Every week, my yoga teacher has a theme for the class, and talks about that theme as we move through our asanas. This week the theme was surrender, and how surrendering, the right way, brings us to anandam, or bliss. She was careful to say that surrendering wasn't about "giving up," but about becoming more aware ... about noticing where we are, coming to terms, accepting. In asanas, surrender can help us to move more deeply into the pose: we breathe in, and surrender the breath and our bodies on the exhale, offering up the difficulty, allowing the breath to go where it needs to go, and suddenly--often--the difficulty dissolves.

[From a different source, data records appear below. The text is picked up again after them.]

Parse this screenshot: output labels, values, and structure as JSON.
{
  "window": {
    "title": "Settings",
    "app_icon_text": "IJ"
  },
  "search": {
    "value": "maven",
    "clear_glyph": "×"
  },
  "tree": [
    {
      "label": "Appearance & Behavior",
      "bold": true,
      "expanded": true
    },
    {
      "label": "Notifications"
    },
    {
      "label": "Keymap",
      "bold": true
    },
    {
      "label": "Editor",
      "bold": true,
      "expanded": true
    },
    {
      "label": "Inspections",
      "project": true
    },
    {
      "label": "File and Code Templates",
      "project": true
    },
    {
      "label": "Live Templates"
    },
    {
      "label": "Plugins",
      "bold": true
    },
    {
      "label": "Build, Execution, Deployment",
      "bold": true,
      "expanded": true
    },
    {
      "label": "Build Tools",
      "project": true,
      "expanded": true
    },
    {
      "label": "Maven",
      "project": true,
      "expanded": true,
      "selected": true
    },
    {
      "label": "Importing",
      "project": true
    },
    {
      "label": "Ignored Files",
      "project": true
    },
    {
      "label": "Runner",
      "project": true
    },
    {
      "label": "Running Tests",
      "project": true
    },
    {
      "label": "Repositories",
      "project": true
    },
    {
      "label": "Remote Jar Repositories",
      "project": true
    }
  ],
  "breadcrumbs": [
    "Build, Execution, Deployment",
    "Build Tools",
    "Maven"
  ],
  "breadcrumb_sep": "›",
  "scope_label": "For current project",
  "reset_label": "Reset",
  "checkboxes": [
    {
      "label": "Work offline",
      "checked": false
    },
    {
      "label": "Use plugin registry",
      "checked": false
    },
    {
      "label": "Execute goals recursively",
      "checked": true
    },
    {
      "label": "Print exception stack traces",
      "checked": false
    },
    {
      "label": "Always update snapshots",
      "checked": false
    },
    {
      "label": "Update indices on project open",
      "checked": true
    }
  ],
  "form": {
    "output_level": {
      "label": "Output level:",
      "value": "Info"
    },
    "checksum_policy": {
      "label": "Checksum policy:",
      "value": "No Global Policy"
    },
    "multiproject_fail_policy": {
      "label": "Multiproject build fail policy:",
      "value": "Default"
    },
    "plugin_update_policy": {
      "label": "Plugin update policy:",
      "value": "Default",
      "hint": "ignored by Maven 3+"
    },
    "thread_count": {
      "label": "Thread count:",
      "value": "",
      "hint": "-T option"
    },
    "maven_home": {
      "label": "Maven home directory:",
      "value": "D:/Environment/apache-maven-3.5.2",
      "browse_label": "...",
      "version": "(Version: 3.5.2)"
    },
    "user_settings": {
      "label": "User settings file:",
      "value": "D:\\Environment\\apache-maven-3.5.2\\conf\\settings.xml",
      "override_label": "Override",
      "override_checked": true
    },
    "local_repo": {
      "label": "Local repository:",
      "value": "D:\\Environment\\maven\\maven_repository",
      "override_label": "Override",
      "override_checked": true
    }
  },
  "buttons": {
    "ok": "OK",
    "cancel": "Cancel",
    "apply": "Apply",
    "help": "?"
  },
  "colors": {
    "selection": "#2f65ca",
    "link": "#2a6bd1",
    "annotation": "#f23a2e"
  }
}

I confess that surrender is not easy for me. I have been bred into a culture in which surrender is about giving up, not about letting go. And as we all know, I'm a control freak. But when I think about the challenges before me right now, this approach--shifting my perspective away from the obsessive "I"--makes so much sense: surrendering to the situation at work means giving up control over the spring, but also possibly allowing for a new opportunity to present itself. Surrendering to this pregnancy means giving up my need for control over my body, and allowing my body to do what it will do.
Making pastry doesn't sound like it would involve surrender at all, I know. I grew up in a house where my mother would bar the door of the kitchen when making her pies, because she'd be swearing like a sailor the whole time, and was convinced that our presence in that space would make the end result even worse. But this recipe allows for letting go a little bit ... knowing that if the dough cracks, you can always fix it, and you might end up with something even better in the end. (I also like using a pastry cloth and sleeve like this one, which makes transferring it to the plate a lot easier.) This pie is wonderfully fragrant (S. eats it for breakfast, and I think that's perfectly acceptable), and is especially good if you can find some ripe apples, and perhaps even climb a tree to pick them. When you're up there, make sure you hold on. But then, take stock of where you are, breathe, and let go.
Spiced Apple Pie
2 c. flour (I use at least half whole wheat pastry, sometimes all whole wheat pastry)
1/2 t. salt
1/2 c. oil (canola or olive)
1/4 to 1/2 c. boiling water
Combine flour and salt. In a glass measuring cup, combine oil and water. Pour wet ingredients into dry ingredients, and fork together until the dough starts to form a ball. It should be smooth; if it's too sticky, add more flour until it bounces back just a bit when you poke it. Divide into two balls.
Filling (Combine all ingredients in a large bowl:)
3 lbs. apples (8-10 medium), peeled and sliced
3/4 c. sugar
1/4 c. flour
1 T. lemon juice
1 t. cinnamon
1/2 t. nutmeg
1/4 t. cloves
1/4 t. allspice
Roll out one of the balls of dough to the right size for a 9" or 10" pie pan. You'll want it to hang over the pan just a bit. Fill with the apple mixture. Roll out the second ball of dough so that it will cover the first, and flip it on. Seal edges and crimp together. Cut a few decorative holes in the top to let the steam escape.
Brush pie crust with: 1 T. milk (soy is fine) and sprinkle with 1 t. sugar.
Bake 30 minutes. Wrap edges with aluminum foil and bake 30 minutes more, or until bubbly. Let cool completely before slicing.